Checking in

by little red pen

In a group I’m part of, we start and end meetings by checking in. We’re chatty, self-reflective types and also good listeners, so this process can take quite some time, but it’s always worth it. Sometimes it’s hard to see what’s happening in your life, and having a good ramble about it can reveal surprising patterns and responses.

I think this check in is going to focus on birds.

We put the birdfeeder up a few weeks ago, and the birds started coming to it last week. I can see the feeder from the kitchen window and from my office; typing or washing dishes while keeping an eye on a green-flecked bunch of birds flickering around the feeder is quite a few steps up from typing or washing the dishes without the birds.

So far, the customers have mostly been waxeyes, with chaffinches, blackbirds and thrushes patrolling the ground below. But I think a tui did a fly-by a few minutes ago, so maybe she’ll come back soon.

It’s all very happy, except for the washing line situation. As mentioned in my previous post, the birds like to perch on the washing line while they psych themselves up for feeder negotiations. Then they poo on the washing and I have to re-wash it. This is sort of doubly frustrating because I already have trouble reaching half the washing line, so I’m already pretty grumpy about laundry duties.

Anyway, I guess we’ll move the line because I’m enjoying the birds too much to move them.

In other news, a youth group in the Valley is fundraising for a ski trip and I got them to dig over the vege patch yesterday. It was hilarious and wonderful in all the ways you might expect when you ask a group of teens to dig your vege patch. Two left after ten minutes when they realised the job was going to involve strenuous exercise and coordinated effort. The path is considerably muddier than it was before they started, but the patch is clean and fresh looking. They broke a pane in the glasshouse and left behind three shoes and a bucket. Some of them worked diligently and hard; some did flying leaps off the bank into the garden. The youngest and the skinniest and the biggest were the best workers. No-one stabbed anyone else, but it looked close a few times. A clump of lilies disappeared, but I wasn’t that fond of them. Maybe they’ll bloom in the compost heap. One boy did a beautiful job tidying the glasshouse and washing it down. The trays in it are neatly stacked and the mint has room to breathe.

I kept a quiet eye on the kids from my office as I worked on a copyedit, and I have to say, my feelings about them were almost identical to my feelings about the waxeyes. I loved them, but it was a rueful, charmed kind of love.

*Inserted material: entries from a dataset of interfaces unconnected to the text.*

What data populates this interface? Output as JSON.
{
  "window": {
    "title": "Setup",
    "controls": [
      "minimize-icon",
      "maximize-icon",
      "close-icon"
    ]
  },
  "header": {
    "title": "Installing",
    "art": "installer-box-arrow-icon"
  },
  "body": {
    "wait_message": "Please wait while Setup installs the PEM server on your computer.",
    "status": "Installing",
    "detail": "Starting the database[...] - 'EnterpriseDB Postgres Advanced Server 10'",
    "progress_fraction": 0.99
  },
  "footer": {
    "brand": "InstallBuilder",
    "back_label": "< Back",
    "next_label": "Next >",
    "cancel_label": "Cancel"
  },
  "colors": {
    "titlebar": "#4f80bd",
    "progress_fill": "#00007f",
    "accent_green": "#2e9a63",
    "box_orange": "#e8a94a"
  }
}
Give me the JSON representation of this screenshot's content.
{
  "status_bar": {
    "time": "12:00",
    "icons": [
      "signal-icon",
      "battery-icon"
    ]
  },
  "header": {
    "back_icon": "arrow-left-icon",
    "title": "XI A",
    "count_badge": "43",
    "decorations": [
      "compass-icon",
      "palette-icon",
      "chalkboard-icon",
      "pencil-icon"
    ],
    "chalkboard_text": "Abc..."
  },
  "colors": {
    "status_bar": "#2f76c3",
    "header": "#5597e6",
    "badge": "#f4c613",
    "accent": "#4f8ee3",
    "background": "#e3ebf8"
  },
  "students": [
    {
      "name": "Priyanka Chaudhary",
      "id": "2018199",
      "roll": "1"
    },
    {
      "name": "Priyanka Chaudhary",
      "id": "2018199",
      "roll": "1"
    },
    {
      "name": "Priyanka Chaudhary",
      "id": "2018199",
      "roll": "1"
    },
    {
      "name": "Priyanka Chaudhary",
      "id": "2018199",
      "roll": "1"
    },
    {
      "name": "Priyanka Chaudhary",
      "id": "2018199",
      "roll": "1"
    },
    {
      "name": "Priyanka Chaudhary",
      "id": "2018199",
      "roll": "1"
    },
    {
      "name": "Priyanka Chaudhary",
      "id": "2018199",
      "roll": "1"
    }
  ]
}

Strangely, while I was writing this, a bird flew past the window and I could swear it was a heron. I’ve never seen such a thing in suburban Dunedin, but it had a very heronesque bodyline and  it sure as shit wasn’t a seagull. It circled down towards the Gardens; maybe it’s gone to catch a fish.